March 5, 2012

From Out of Our Mouths

The idea that we need to eat good food to be fit and healthy has been around since 1826 when Frenchman Brillat-Savarin wrote, “Tell me what you eat and I will tell you what you are.” And the well known expression “you are what you eat” was probably coined in 1942 in a book by Dr. Victor Lindlahr, a health food pioneer who believed that the food we eat controls our health.

Today, if you do a search on Amazon.com, you will find 63,502 books on dieting and 41,644 books on Health, Fitness and Dieting.
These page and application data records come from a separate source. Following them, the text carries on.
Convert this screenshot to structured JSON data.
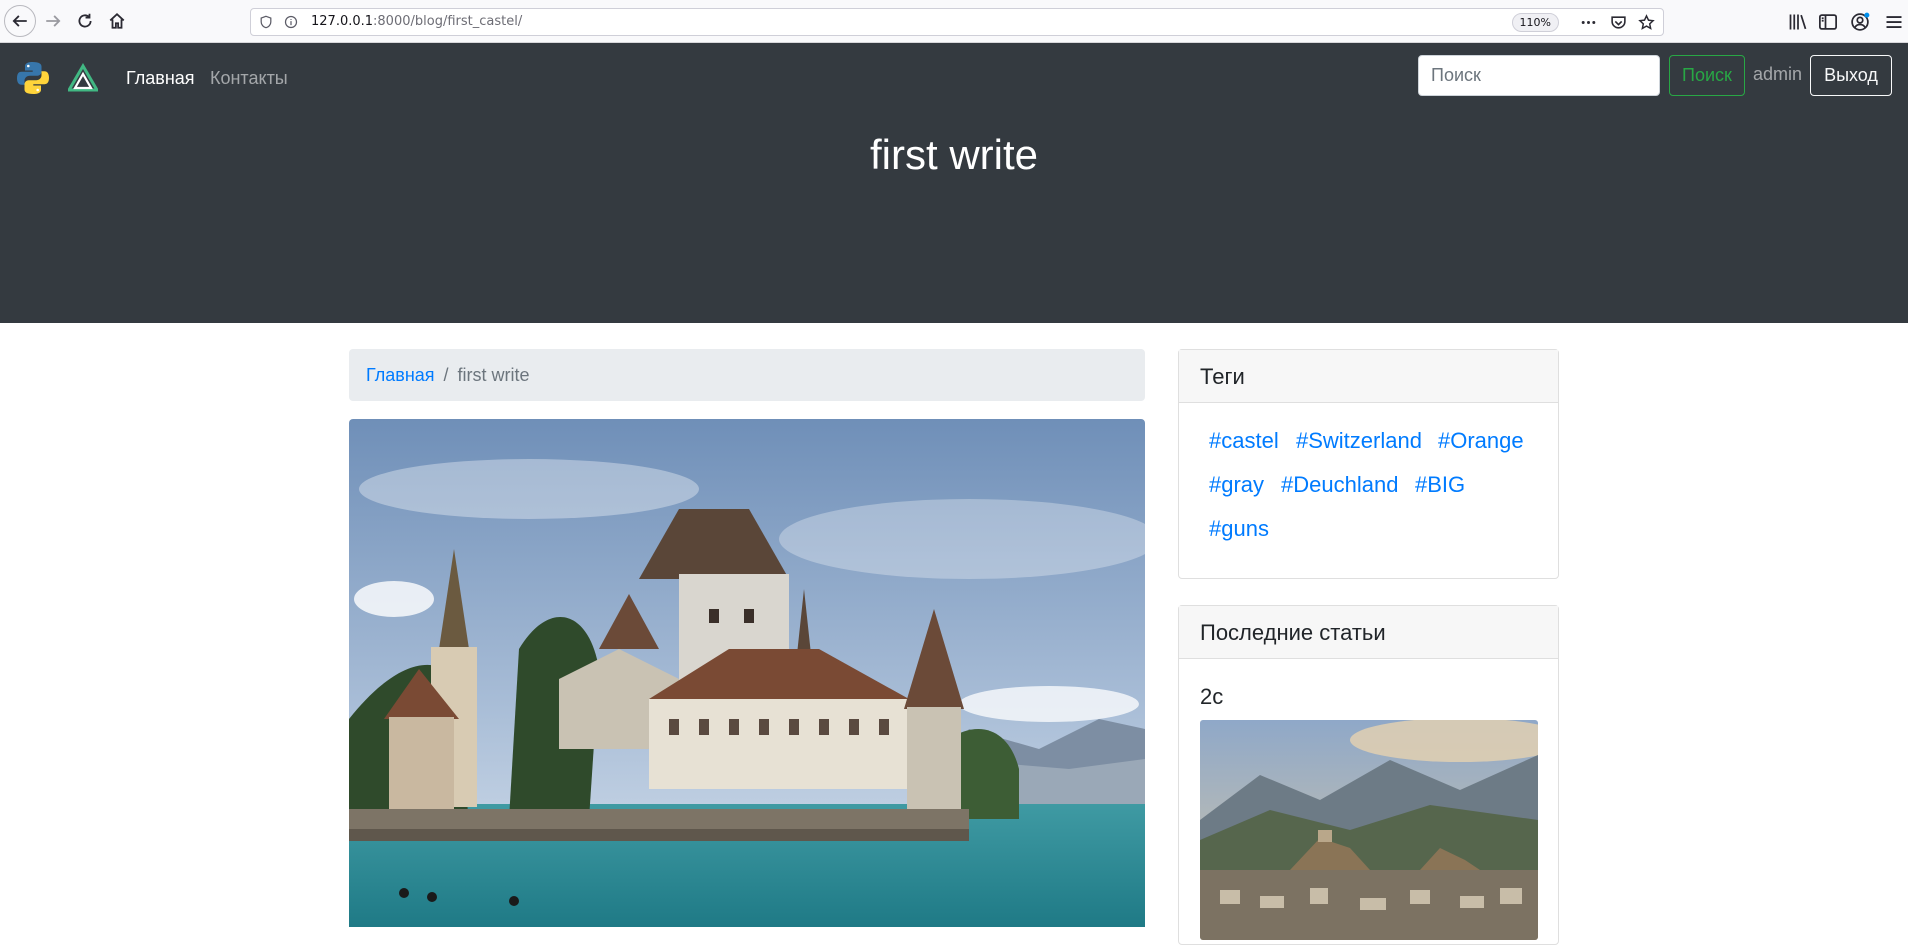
{
  "browser": {
    "url_host": "127.0.0.1",
    "url_rest": ":8000/blog/first_castel/",
    "zoom": "110%"
  },
  "navbar": {
    "home_label": "Главная",
    "contacts_label": "Контакты",
    "search_placeholder": "Поиск",
    "search_button": "Поиск",
    "username": "admin",
    "logout_button": "Выход",
    "hero_title": "first write"
  },
  "breadcrumb": {
    "home": "Главная",
    "separator": "/",
    "current": "first write"
  },
  "tags": {
    "title": "Теги",
    "items": [
      "#castel",
      "#Switzerland",
      "#Orange",
      "#gray",
      "#Deuchland",
      "#BIG",
      "#guns"
    ]
  },
  "recent": {
    "title": "Последние статьи",
    "post_title": "2c"
  },
  "colors": {
    "navbar_bg": "#343a40",
    "link": "#007bff",
    "success": "#28a745",
    "breadcrumb_bg": "#e9ecef"
  }
}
The fact is, there is ample advice on the subject of what we put into our mouths, but what guidance is available on what should or should not come out of our mouths?

Initially, our parents, teachers and church leaders teach us that lies, curses, insults, gossip and obscenities, etc. should not come out of our mouths.
And New Testament scripture suggests that obscene, silly and vulgar talk is entirely out of place (Ephesians 5:4).
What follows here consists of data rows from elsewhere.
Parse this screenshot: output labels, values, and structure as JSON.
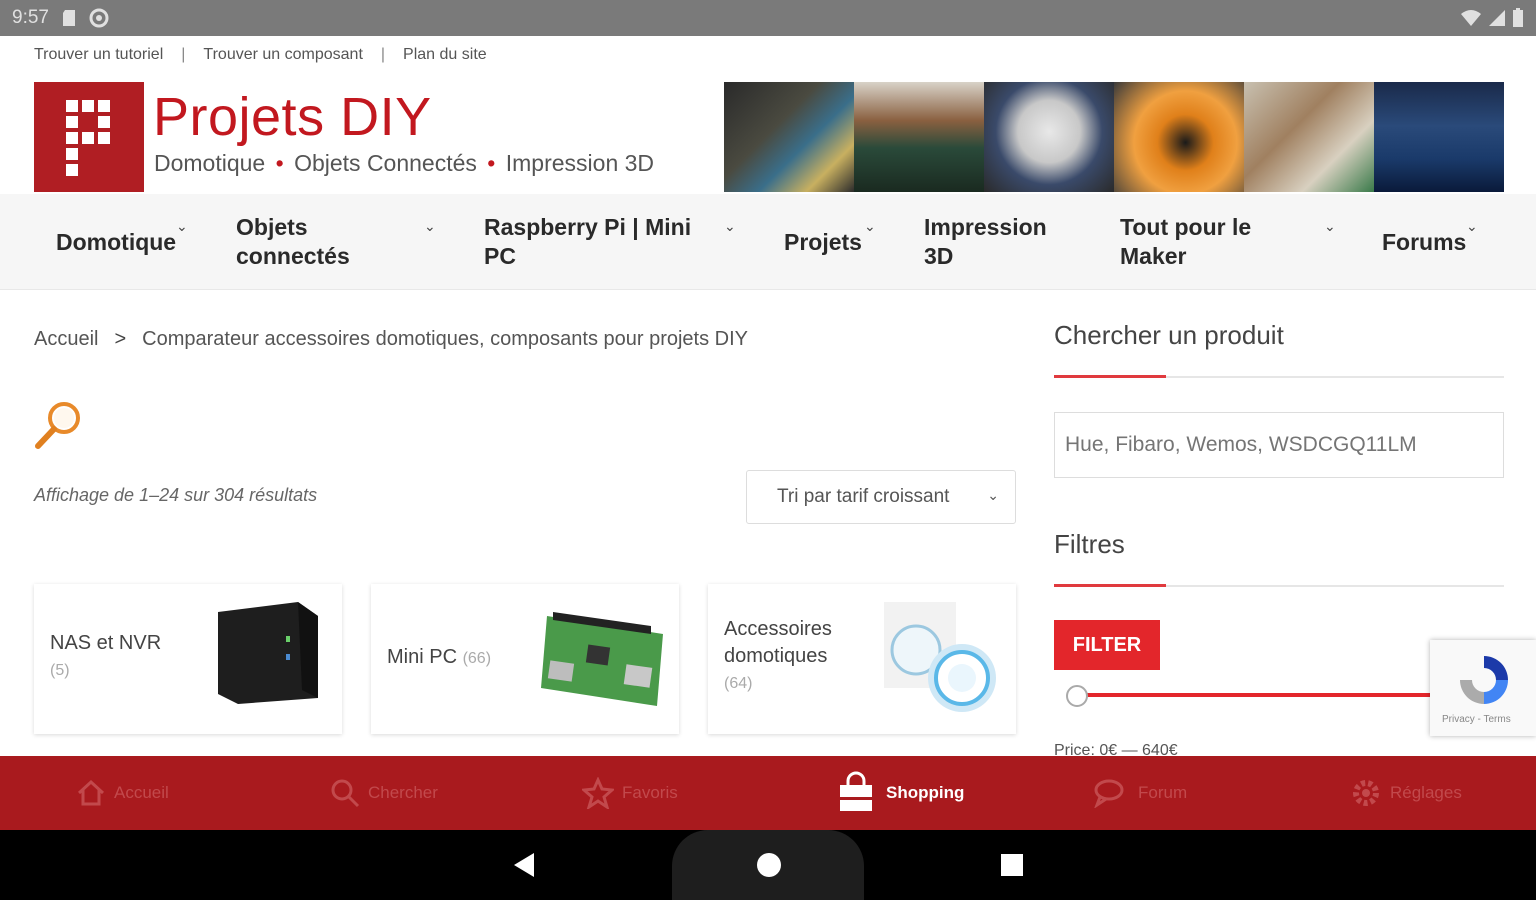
{
  "status_bar": {
    "time": "9:57"
  },
  "top_links": [
    "Trouver un tutoriel",
    "Trouver un composant",
    "Plan du site"
  ],
  "header": {
    "title": "Projets DIY",
    "subtitle_parts": [
      "Domotique",
      "Objets Connectés",
      "Impression 3D"
    ]
  },
  "nav": {
    "items": [
      {
        "label": "Domotique"
      },
      {
        "label": "Objets connectés"
      },
      {
        "label": "Raspberry Pi | Mini PC"
      },
      {
        "label": "Projets"
      },
      {
        "label": "Impression 3D"
      },
      {
        "label": "Tout pour le Maker"
      },
      {
        "label": "Forums"
      }
    ]
  },
  "breadcrumb": {
    "home": "Accueil",
    "separator": ">",
    "current": "Comparateur accessoires domotiques, composants pour projets DIY"
  },
  "results_text": "Affichage de 1–24 sur 304 résultats",
  "sort": {
    "selected": "Tri par tarif croissant"
  },
  "categories": [
    {
      "name": "NAS et NVR",
      "count": "(5)"
    },
    {
      "name": "Mini PC",
      "count": "(66)"
    },
    {
      "name": "Accessoires domotiques",
      "count": "(64)"
    }
  ],
  "sidebar": {
    "search_title": "Chercher un produit",
    "search_placeholder": "Hue, Fibaro, Wemos, WSDCGQ11LM",
    "filters_title": "Filtres",
    "filter_button": "FILTER",
    "price_text": "Price: 0€ — 640€"
  },
  "recaptcha": {
    "terms": "Privacy - Terms"
  },
  "tabbar": {
    "tabs": [
      {
        "label": "Accueil",
        "icon": "home-icon"
      },
      {
        "label": "Chercher",
        "icon": "search-icon"
      },
      {
        "label": "Favoris",
        "icon": "star-icon"
      },
      {
        "label": "Shopping",
        "icon": "shopping-bag-icon",
        "active": true
      },
      {
        "label": "Forum",
        "icon": "chat-icon"
      },
      {
        "label": "Réglages",
        "icon": "gear-icon"
      }
    ]
  },
  "colors": {
    "brand_red": "#c2181f",
    "tabbar": "#a91a1e",
    "accent": "#e3262b"
  }
}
A recent publication distributed at a Lenten worship service at the Bluff Point United Methodist Church offers advice on what should come out of our mouths.  In that printout, it is suggested that during Lent we give thanks and praise to those who have helped us and offer words of encouragement to those who need our support.

Here are some additional suggestions for words to be spoken from our hearts and “out of our mouths:” words of admiration, best wishes for success, appeals for forgiveness, prayers for healing and blessings and expressions of love, hope and appreciation.

Make it a habit, and what comes out of our mouths will eventually be as important as what goes in.